But with a caseload that doubled to 2,200 clients last year and is on a pace to double again this year, deputy director Lisa Evans says the Baltimore nonprofit and similar agencies are looking for more funding and more consistent funding.
"There's not enough either counseling or legal resources for the clients that are seeking help," she said. St. Ambrose is looking to hire two more attorneys to join the two now on staff, but Evans said the limited funding window makes it difficult to recruit, hire and train candidates.
"I don't think the crisis is going to end Dec. 31," she said.

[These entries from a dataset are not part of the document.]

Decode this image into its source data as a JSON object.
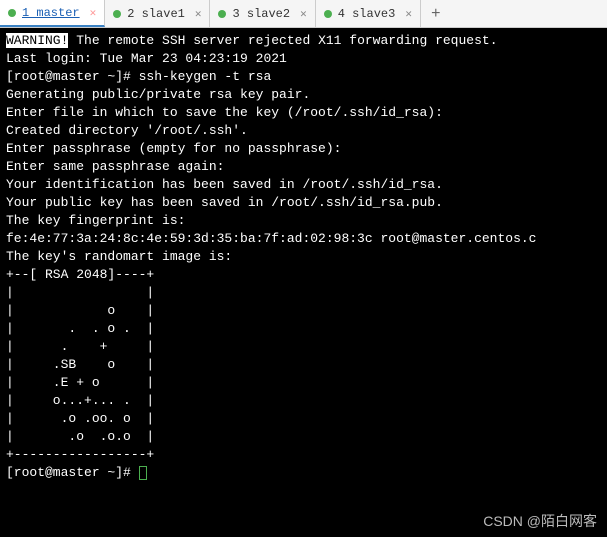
{
  "tabs": [
    {
      "label": "1 master",
      "active": true
    },
    {
      "label": "2 slave1",
      "active": false
    },
    {
      "label": "3 slave2",
      "active": false
    },
    {
      "label": "4 slave3",
      "active": false
    }
  ],
  "add_tab": "+",
  "terminal": {
    "warn_label": "WARNING!",
    "warn_rest": " The remote SSH server rejected X11 forwarding request.",
    "lines": [
      "Last login: Tue Mar 23 04:23:19 2021",
      "[root@master ~]# ssh-keygen -t rsa",
      "Generating public/private rsa key pair.",
      "Enter file in which to save the key (/root/.ssh/id_rsa):",
      "Created directory '/root/.ssh'.",
      "Enter passphrase (empty for no passphrase):",
      "Enter same passphrase again:",
      "Your identification has been saved in /root/.ssh/id_rsa.",
      "Your public key has been saved in /root/.ssh/id_rsa.pub.",
      "The key fingerprint is:",
      "fe:4e:77:3a:24:8c:4e:59:3d:35:ba:7f:ad:02:98:3c root@master.centos.c",
      "The key's randomart image is:",
      "+--[ RSA 2048]----+",
      "|                 |",
      "|            o    |",
      "|       .  . o .  |",
      "|      .    +     |",
      "|     .SB    o    |",
      "|     .E + o      |",
      "|     o...+... .  |",
      "|      .o .oo. o  |",
      "|       .o  .o.o  |",
      "+-----------------+"
    ],
    "prompt": "[root@master ~]# "
  },
  "watermark": "CSDN @陌白网客"
}
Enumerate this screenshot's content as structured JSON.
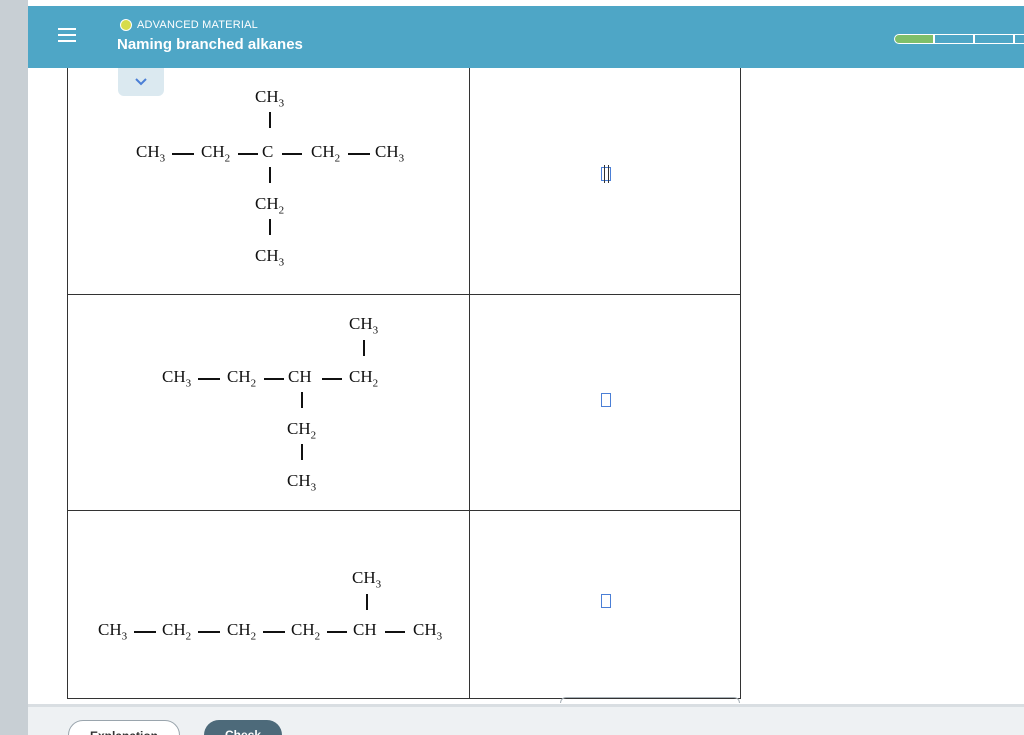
{
  "header": {
    "topic_label": "ADVANCED MATERIAL",
    "title": "Naming branched alkanes",
    "progress_segments": 4,
    "progress_done": 1
  },
  "colors": {
    "header_bg": "#4ea6c6",
    "topic_dot": "#d6dc4b",
    "progress_done": "#7fbf6a",
    "answer_box_border": "#4b7fd6",
    "check_button": "#4d6a7a"
  },
  "icons": {
    "menu": "hamburger-menu-icon",
    "collapse": "chevron-down-icon"
  },
  "molecules": [
    {
      "top": "CH",
      "top_sub": "3",
      "chain": [
        "CH",
        "CH",
        "C",
        "CH",
        "CH"
      ],
      "chain_subs": [
        "3",
        "2",
        "",
        "2",
        "3"
      ],
      "below1": "CH",
      "below1_sub": "2",
      "below2": "CH",
      "below2_sub": "3",
      "answer": ""
    },
    {
      "top": "CH",
      "top_sub": "3",
      "chain": [
        "CH",
        "CH",
        "CH",
        "CH"
      ],
      "chain_subs": [
        "3",
        "2",
        "",
        "2"
      ],
      "below1": "CH",
      "below1_sub": "2",
      "below2": "CH",
      "below2_sub": "3",
      "answer": ""
    },
    {
      "top": "CH",
      "top_sub": "3",
      "chain": [
        "CH",
        "CH",
        "CH",
        "CH",
        "CH",
        "CH"
      ],
      "chain_subs": [
        "3",
        "2",
        "2",
        "2",
        "",
        "3"
      ],
      "answer": ""
    }
  ],
  "footer": {
    "explanation_label": "Explanation",
    "check_label": "Check"
  }
}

Clarence J. Snuggs, deputy secretary of the Maryland Department of Housing and Community Development, agrees on the value of counseling. The state is seeking congressional approval to use $800,000 in leftover disaster recovery funds from Tropical Storm Isabel to expand its capacity to counsel borrowers.
But Snuggs says he would welcome anything the federal government can do to stabilize the housing market.
"In a general sense, what we're looking for is some relief," he said.